14. Add projects, volunteer experiences, or languages

Do you speak Mandarin? Have a project management certification? Volunteer for Dress for Success every weekend? Adding these “additional” profile features (listed on the left when you’re editing your profile) is a great way to showcase your unique skills and experiences and stand out from the crowd.

15. Make sure people can find you

Don’t forget to add your email address (or blog, or Twitter handle, or anywhere else you’d like to be found) to the contact information section of your LinkedIn. You’d be surprised how many people leave this off!

16. Grow your network

The point of LinkedIn is to connect with others, right? Once your account is built up, start adding those you know.

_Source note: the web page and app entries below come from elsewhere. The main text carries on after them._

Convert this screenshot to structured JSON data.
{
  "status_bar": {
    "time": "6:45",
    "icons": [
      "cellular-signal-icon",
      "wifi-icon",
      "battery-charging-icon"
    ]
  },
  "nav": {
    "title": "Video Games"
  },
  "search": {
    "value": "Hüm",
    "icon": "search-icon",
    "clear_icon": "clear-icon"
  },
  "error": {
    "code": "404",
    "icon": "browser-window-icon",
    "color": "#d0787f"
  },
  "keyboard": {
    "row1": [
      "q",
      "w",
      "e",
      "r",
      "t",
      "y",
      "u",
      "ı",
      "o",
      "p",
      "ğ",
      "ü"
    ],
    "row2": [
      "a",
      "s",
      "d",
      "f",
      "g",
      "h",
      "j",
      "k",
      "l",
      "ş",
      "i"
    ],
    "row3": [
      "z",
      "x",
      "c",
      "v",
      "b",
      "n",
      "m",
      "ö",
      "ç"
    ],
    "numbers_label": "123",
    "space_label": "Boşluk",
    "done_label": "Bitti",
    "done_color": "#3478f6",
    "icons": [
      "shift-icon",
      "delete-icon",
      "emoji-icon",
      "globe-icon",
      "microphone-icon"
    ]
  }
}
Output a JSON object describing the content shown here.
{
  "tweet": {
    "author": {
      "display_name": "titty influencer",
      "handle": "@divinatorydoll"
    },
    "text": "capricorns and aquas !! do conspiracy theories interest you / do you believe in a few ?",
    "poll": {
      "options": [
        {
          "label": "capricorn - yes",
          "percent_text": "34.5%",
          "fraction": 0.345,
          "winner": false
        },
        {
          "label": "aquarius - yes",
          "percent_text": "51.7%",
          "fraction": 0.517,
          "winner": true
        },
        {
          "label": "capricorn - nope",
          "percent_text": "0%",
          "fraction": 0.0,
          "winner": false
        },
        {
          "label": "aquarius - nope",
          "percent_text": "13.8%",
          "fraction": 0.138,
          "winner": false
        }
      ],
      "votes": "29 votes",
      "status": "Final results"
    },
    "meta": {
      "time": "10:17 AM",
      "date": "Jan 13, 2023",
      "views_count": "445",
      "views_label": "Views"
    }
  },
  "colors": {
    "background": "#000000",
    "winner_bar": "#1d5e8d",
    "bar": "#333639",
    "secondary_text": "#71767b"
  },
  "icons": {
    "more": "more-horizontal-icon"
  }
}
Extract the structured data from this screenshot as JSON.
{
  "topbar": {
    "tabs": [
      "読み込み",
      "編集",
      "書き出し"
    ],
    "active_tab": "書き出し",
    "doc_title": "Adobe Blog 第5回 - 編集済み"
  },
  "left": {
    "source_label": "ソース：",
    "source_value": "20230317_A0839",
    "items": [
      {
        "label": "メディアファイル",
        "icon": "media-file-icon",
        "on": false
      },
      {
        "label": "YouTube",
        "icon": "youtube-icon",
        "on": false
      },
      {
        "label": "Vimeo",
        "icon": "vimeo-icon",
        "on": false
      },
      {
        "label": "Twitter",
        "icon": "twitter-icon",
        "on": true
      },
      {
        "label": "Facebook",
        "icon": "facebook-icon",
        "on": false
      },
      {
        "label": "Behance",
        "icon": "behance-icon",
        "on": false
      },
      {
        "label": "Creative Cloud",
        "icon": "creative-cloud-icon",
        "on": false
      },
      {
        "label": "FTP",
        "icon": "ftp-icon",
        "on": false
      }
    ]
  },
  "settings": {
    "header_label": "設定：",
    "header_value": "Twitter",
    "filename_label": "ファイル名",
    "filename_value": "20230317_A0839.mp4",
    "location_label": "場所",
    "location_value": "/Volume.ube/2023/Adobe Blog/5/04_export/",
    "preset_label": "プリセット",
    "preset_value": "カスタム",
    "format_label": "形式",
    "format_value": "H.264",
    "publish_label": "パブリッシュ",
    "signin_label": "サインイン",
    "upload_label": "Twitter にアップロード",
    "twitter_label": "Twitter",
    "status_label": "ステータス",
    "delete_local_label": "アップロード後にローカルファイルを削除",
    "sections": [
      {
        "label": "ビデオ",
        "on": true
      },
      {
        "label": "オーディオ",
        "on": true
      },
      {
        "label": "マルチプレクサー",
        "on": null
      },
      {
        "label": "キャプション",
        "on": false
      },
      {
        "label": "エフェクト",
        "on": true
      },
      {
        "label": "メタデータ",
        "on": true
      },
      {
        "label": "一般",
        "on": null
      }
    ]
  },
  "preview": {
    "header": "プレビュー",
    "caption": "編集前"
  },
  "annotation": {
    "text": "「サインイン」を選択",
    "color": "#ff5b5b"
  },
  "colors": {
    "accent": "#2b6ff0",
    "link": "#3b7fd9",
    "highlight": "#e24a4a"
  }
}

Connect with coworkers, friends, and even connections from your alma mater. Those in your network don’t necessarily have to be exclusively those within your industry.
You never know when someone you went to school with may make for a great business connection in the future, so it’s important to add all types of people to your network.

17. Follow industry leaders

Are you really interested in the tech industry? Then be sure to follow business pages such as Google and Apple while also being sure to follow their respective company leaders. By following major players in your industry, you can be up-to-date on what’s happening in your industry.

18. Add strong skills (and get endorsements)

One of the biggest aspects of your profile that recruiters are looking at is your list of skills. To help recruiters find your account and to better your chances of finding a job through LinkedIn, look at the most sought after skills within your desired job listings.

Like any other social media, there are rules and methods to using LinkedIn to effectively promote your content and yourself. However, unlike most social media, you aren’t showcasing your latest vacation or that new outfit you just bought. You’re highlighting your professional success and accomplishments. If you follow these 18 tips, we’re confident that you can do just that. (And for extra help, check out this article too.) Good luck!



  1. How to Choose a LinkedIn Profile Picture - Job Seeking - […] for jobs or building your network. For more on how to make the most of your profile, check out…
  2. Top 10 Remote Job Boards - Job Seeking - […] You probably already have an account (but if you don’t, check out this article) […]
  3. How to Make Your Resume Stand Out in Marketing - Resume Writing - […] options is great because it can allow hiring managers to review your previous work. Check out this article for…
  4. What to Expect from the Job Market in 2021 - Job Seeking - […] these crucial skills. In order to access these courses, you’ll need a LinkedIn profile. Read this article if you…
  5. 10 Reasons You Haven't Landed the Job Yet - Interviews - […] get that done immediately! Over 90% of recruiters actively use LinkedIn, so you want to not only have an…

Submit a Comment

Your email address will not be published. Required fields are marked *

By Brandon Mitchell

Brandon Mitchell is the Founder and Chief Resume Writer at BrandResumes.com. Brandon enjoys helping clients from all walks of life and is a sought out career expert. Brandon has been featured in Earn Your Leisure, The Squeeze, and Blapitalist. Follow Brandon on Linkedin

Brandresumes – Helping Jobseekers Worldwide

Certified Professional Resume Writers. Remodel Your Resume. Get Hired and Land More Interviews Faster. Resume Writing Services for Entry Level Grads, Mid Career Professionals, and Executives

Related Posts

Pin It on Pinterest

Share This